Initial reaction: This book had so many gems for commentary, that I was surprised by how much I enjoyed it. It really comes across as helpful writing advice for writers of many expertise levels, and it’s worth going through it. More to come when I write the full review (eventually – ended up finishing this in a library sitting).
Reading this was a bit of a surprise for me, because I didn’t expect it to be as funny in terms of the narrative voice that Peter Selgin gives for writing advice. I don’t always agree with his commentary, but he provides a lot of food for thought and advice on the writing craft, especially with consideration to problems that a writer may have with drafting a novel.
There are literally 179 focal points given in this guide (so it’s true to its name). It’s divided into a number of sections, which range from substance to style to structure and the far measure between, paying attention to some of his experiences as a writer and giving feedback about his students’ works.
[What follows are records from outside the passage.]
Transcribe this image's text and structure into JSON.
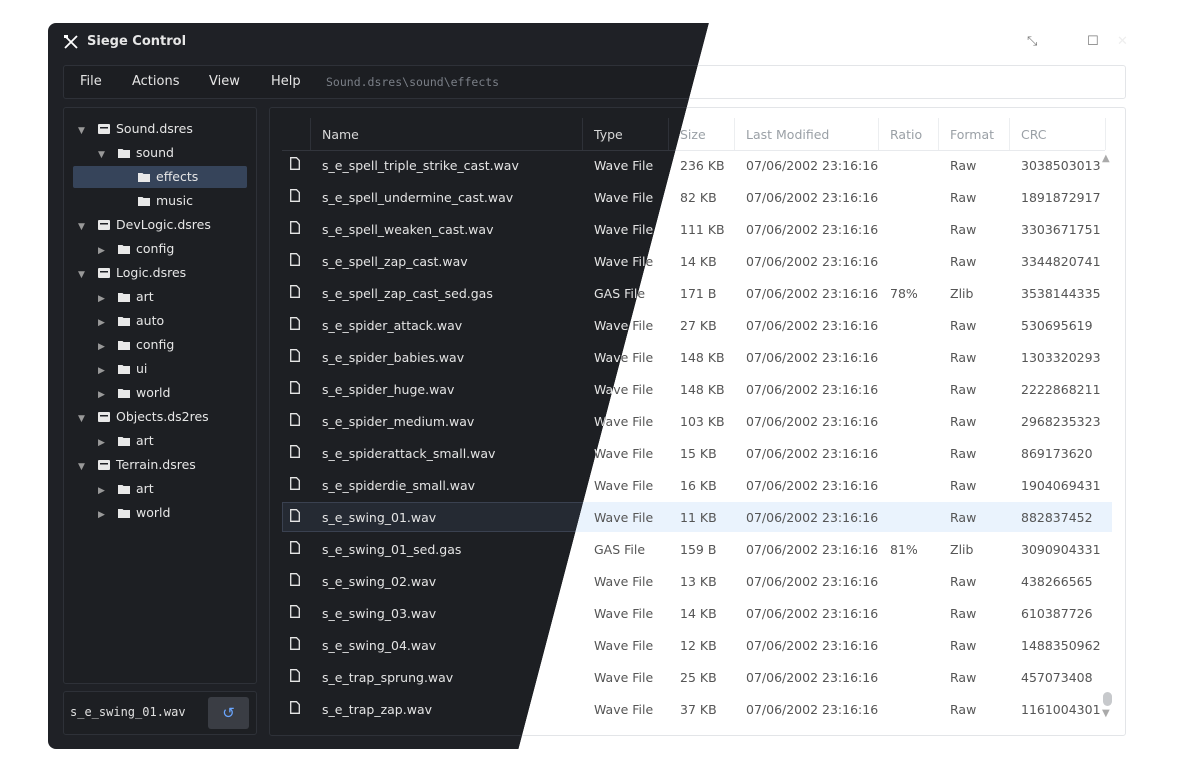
{
  "window": {
    "title": "Siege Control",
    "minimize": "⤡",
    "maximize": "☐",
    "close": "✕"
  },
  "menu": {
    "items": [
      "File",
      "Actions",
      "View",
      "Help"
    ],
    "path": "Sound.dsres\\sound\\effects"
  },
  "tree": [
    {
      "label": "Sound.dsres",
      "level": 0,
      "expanded": true,
      "kind": "archive"
    },
    {
      "label": "sound",
      "level": 1,
      "expanded": true,
      "kind": "folder"
    },
    {
      "label": "effects",
      "level": 2,
      "expanded": null,
      "kind": "folder",
      "selected": true
    },
    {
      "label": "music",
      "level": 2,
      "expanded": null,
      "kind": "folder"
    },
    {
      "label": "DevLogic.dsres",
      "level": 0,
      "expanded": true,
      "kind": "archive"
    },
    {
      "label": "config",
      "level": 1,
      "expanded": false,
      "kind": "folder"
    },
    {
      "label": "Logic.dsres",
      "level": 0,
      "expanded": true,
      "kind": "archive"
    },
    {
      "label": "art",
      "level": 1,
      "expanded": false,
      "kind": "folder"
    },
    {
      "label": "auto",
      "level": 1,
      "expanded": false,
      "kind": "folder"
    },
    {
      "label": "config",
      "level": 1,
      "expanded": false,
      "kind": "folder"
    },
    {
      "label": "ui",
      "level": 1,
      "expanded": false,
      "kind": "folder"
    },
    {
      "label": "world",
      "level": 1,
      "expanded": false,
      "kind": "folder"
    },
    {
      "label": "Objects.ds2res",
      "level": 0,
      "expanded": true,
      "kind": "archive"
    },
    {
      "label": "art",
      "level": 1,
      "expanded": false,
      "kind": "folder"
    },
    {
      "label": "Terrain.dsres",
      "level": 0,
      "expanded": true,
      "kind": "archive"
    },
    {
      "label": "art",
      "level": 1,
      "expanded": false,
      "kind": "folder"
    },
    {
      "label": "world",
      "level": 1,
      "expanded": false,
      "kind": "folder"
    }
  ],
  "name_field": {
    "value": "s_e_swing_01.wav",
    "refresh_icon": "↺"
  },
  "columns": [
    "Name",
    "Type",
    "Size",
    "Last Modified",
    "Ratio",
    "Format",
    "CRC"
  ],
  "files": [
    {
      "name": "s_e_spell_triple_strike_cast.wav",
      "type": "Wave File",
      "size": "236 KB",
      "modified": "07/06/2002 23:16:16",
      "ratio": "",
      "format": "Raw",
      "crc": "3038503013"
    },
    {
      "name": "s_e_spell_undermine_cast.wav",
      "type": "Wave File",
      "size": "82 KB",
      "modified": "07/06/2002 23:16:16",
      "ratio": "",
      "format": "Raw",
      "crc": "1891872917"
    },
    {
      "name": "s_e_spell_weaken_cast.wav",
      "type": "Wave File",
      "size": "111 KB",
      "modified": "07/06/2002 23:16:16",
      "ratio": "",
      "format": "Raw",
      "crc": "3303671751"
    },
    {
      "name": "s_e_spell_zap_cast.wav",
      "type": "Wave File",
      "size": "14 KB",
      "modified": "07/06/2002 23:16:16",
      "ratio": "",
      "format": "Raw",
      "crc": "3344820741"
    },
    {
      "name": "s_e_spell_zap_cast_sed.gas",
      "type": "GAS File",
      "size": "171 B",
      "modified": "07/06/2002 23:16:16",
      "ratio": "78%",
      "format": "Zlib",
      "crc": "3538144335"
    },
    {
      "name": "s_e_spider_attack.wav",
      "type": "Wave File",
      "size": "27 KB",
      "modified": "07/06/2002 23:16:16",
      "ratio": "",
      "format": "Raw",
      "crc": "530695619"
    },
    {
      "name": "s_e_spider_babies.wav",
      "type": "Wave File",
      "size": "148 KB",
      "modified": "07/06/2002 23:16:16",
      "ratio": "",
      "format": "Raw",
      "crc": "1303320293"
    },
    {
      "name": "s_e_spider_huge.wav",
      "type": "Wave File",
      "size": "148 KB",
      "modified": "07/06/2002 23:16:16",
      "ratio": "",
      "format": "Raw",
      "crc": "2222868211"
    },
    {
      "name": "s_e_spider_medium.wav",
      "type": "Wave File",
      "size": "103 KB",
      "modified": "07/06/2002 23:16:16",
      "ratio": "",
      "format": "Raw",
      "crc": "2968235323"
    },
    {
      "name": "s_e_spiderattack_small.wav",
      "type": "Wave File",
      "size": "15 KB",
      "modified": "07/06/2002 23:16:16",
      "ratio": "",
      "format": "Raw",
      "crc": "869173620"
    },
    {
      "name": "s_e_spiderdie_small.wav",
      "type": "Wave File",
      "size": "16 KB",
      "modified": "07/06/2002 23:16:16",
      "ratio": "",
      "format": "Raw",
      "crc": "1904069431"
    },
    {
      "name": "s_e_swing_01.wav",
      "type": "Wave File",
      "size": "11 KB",
      "modified": "07/06/2002 23:16:16",
      "ratio": "",
      "format": "Raw",
      "crc": "882837452",
      "selected": true
    },
    {
      "name": "s_e_swing_01_sed.gas",
      "type": "GAS File",
      "size": "159 B",
      "modified": "07/06/2002 23:16:16",
      "ratio": "81%",
      "format": "Zlib",
      "crc": "3090904331"
    },
    {
      "name": "s_e_swing_02.wav",
      "type": "Wave File",
      "size": "13 KB",
      "modified": "07/06/2002 23:16:16",
      "ratio": "",
      "format": "Raw",
      "crc": "438266565"
    },
    {
      "name": "s_e_swing_03.wav",
      "type": "Wave File",
      "size": "14 KB",
      "modified": "07/06/2002 23:16:16",
      "ratio": "",
      "format": "Raw",
      "crc": "610387726"
    },
    {
      "name": "s_e_swing_04.wav",
      "type": "Wave File",
      "size": "12 KB",
      "modified": "07/06/2002 23:16:16",
      "ratio": "",
      "format": "Raw",
      "crc": "1488350962"
    },
    {
      "name": "s_e_trap_sprung.wav",
      "type": "Wave File",
      "size": "25 KB",
      "modified": "07/06/2002 23:16:16",
      "ratio": "",
      "format": "Raw",
      "crc": "457073408"
    },
    {
      "name": "s_e_trap_zap.wav",
      "type": "Wave File",
      "size": "37 KB",
      "modified": "07/06/2002 23:16:16",
      "ratio": "",
      "format": "Raw",
      "crc": "1161004301"
    }
  ],
  "colors": {
    "dark_bg": "#1f2126",
    "selection_dark": "#36445a",
    "selection_light": "#eaf3fd",
    "accent": "#6aa6ff"
  }
}
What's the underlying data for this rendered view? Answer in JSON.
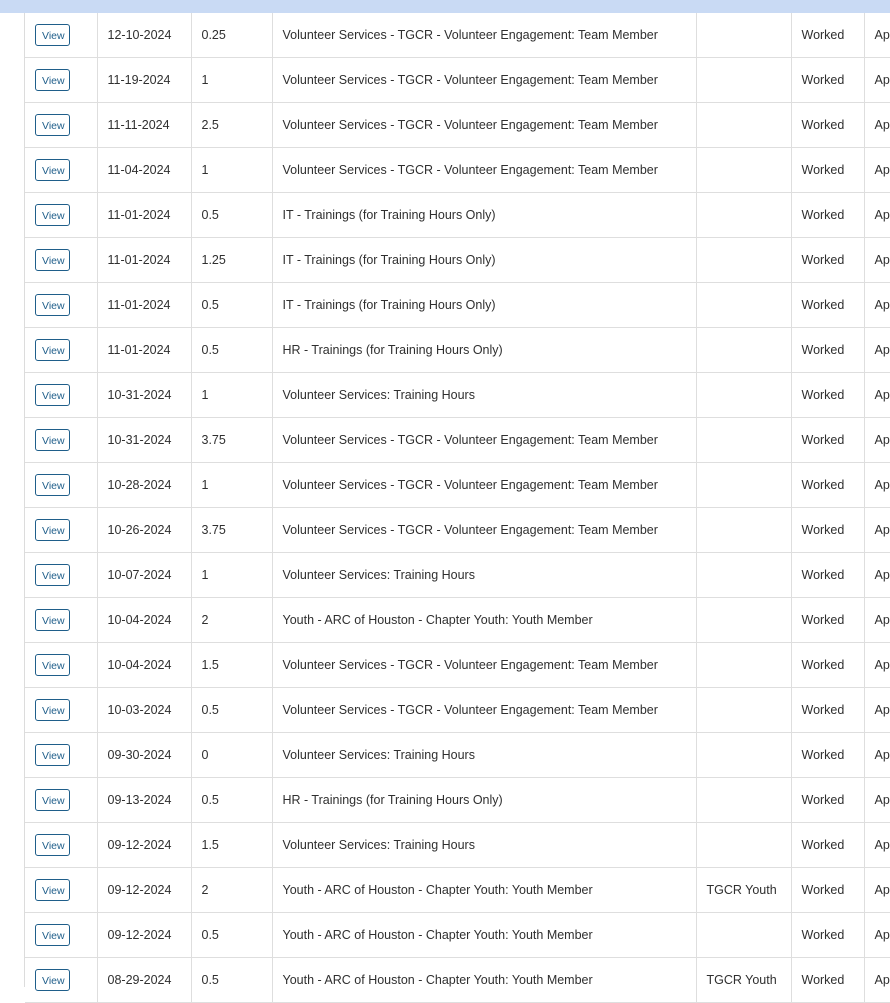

I kind of want to fistbump Selgin on what he mentions about melodrama (which is something I think a lot of writers, especially those writing in YA and NA, could learn from – because it’s definitely an issue I see a lot of the time.)
The collection is well organized and quite a bit of the points made in each section tend to follow up with each other – so one will run concurrently with another in a given section and choose to expound. It’s definitely one I would recommend as a supplement text for writing, though there may be times when the writer may find his/her experience and rationale may differ from Selgin. It’s still a worthwhile narrative for its food for thought, advice, and eye to the writing craft and building a novel.
Overall score: 3.5/5 stars.